> [PROBLEM TO SOLVE]:
Would you output the lines from the one with "Decode this image" through the last line of the material below, exactly, but without pictures?

> [DATA FOR THIS EXERCISE]:
##############################

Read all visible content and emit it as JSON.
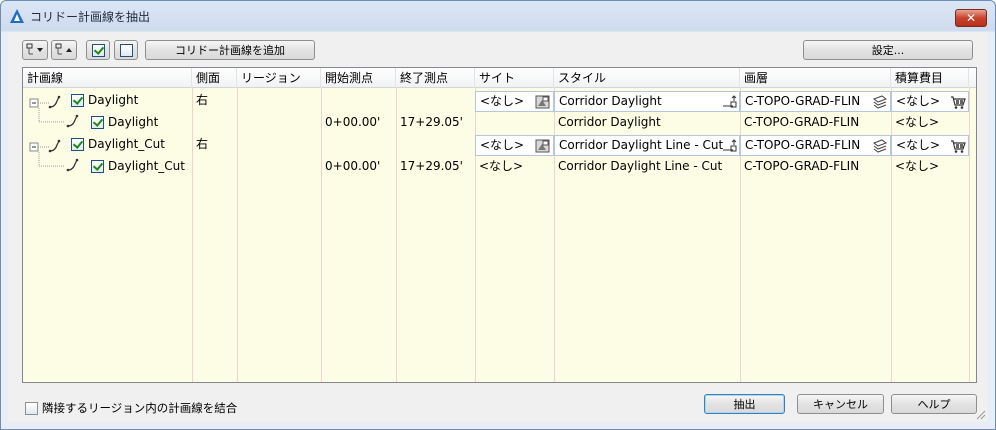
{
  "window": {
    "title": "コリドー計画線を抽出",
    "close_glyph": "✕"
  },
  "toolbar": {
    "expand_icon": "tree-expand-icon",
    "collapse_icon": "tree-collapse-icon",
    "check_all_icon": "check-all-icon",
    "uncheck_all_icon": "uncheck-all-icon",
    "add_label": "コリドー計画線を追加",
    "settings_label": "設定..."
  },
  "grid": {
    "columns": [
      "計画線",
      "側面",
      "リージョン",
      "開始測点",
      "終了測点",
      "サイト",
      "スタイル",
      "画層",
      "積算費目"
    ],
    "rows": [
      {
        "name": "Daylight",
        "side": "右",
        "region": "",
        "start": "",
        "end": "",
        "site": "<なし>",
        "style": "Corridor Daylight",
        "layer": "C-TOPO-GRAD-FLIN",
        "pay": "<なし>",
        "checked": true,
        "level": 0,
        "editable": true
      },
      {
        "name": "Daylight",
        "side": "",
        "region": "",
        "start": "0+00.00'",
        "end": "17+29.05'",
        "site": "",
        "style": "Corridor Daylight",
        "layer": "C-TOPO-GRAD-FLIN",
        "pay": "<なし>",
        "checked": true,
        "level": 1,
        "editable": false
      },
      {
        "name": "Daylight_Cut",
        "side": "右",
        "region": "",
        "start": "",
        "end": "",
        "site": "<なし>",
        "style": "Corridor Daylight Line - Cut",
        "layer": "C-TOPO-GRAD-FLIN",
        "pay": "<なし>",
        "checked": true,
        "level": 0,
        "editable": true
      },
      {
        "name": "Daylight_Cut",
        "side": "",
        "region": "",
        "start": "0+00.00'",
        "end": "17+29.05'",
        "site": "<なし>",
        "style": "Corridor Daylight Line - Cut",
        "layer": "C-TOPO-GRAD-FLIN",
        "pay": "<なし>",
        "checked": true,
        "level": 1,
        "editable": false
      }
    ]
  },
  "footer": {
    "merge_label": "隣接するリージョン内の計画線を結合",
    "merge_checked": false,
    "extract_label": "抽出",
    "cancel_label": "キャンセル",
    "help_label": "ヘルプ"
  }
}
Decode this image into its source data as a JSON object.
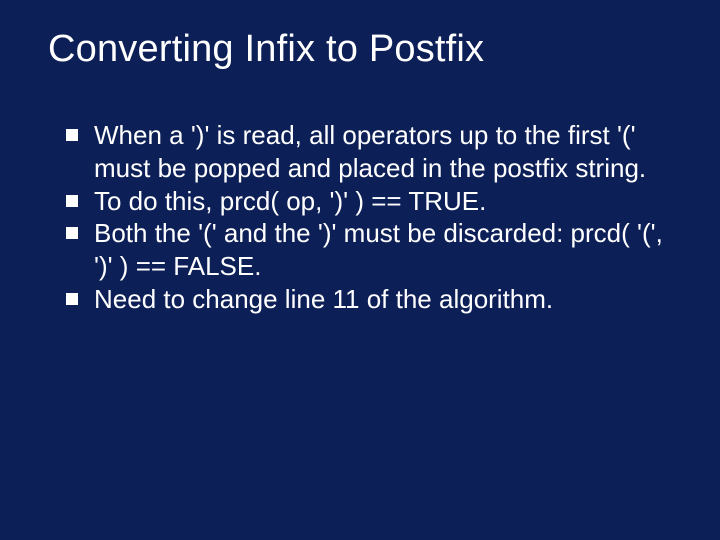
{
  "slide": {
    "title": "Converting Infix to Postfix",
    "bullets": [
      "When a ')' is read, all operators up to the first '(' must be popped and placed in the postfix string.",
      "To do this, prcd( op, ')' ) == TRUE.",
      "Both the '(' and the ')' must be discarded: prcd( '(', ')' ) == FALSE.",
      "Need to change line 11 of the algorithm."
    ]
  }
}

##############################

> [TASK RESPONSE]:
Decode this image into its source data as a JSON object.
{
  "slide": {
    "title": "Converting Infix to Postfix",
    "bullets": [
      "When a ')' is read, all operators up to the first '(' must be popped and placed in the postfix string.",
      "To do this, prcd( op, ')' ) == TRUE.",
      "Both the '(' and the ')' must be discarded: prcd( '(', ')' ) == FALSE.",
      "Need to change line 11 of the algorithm."
    ]
  }
}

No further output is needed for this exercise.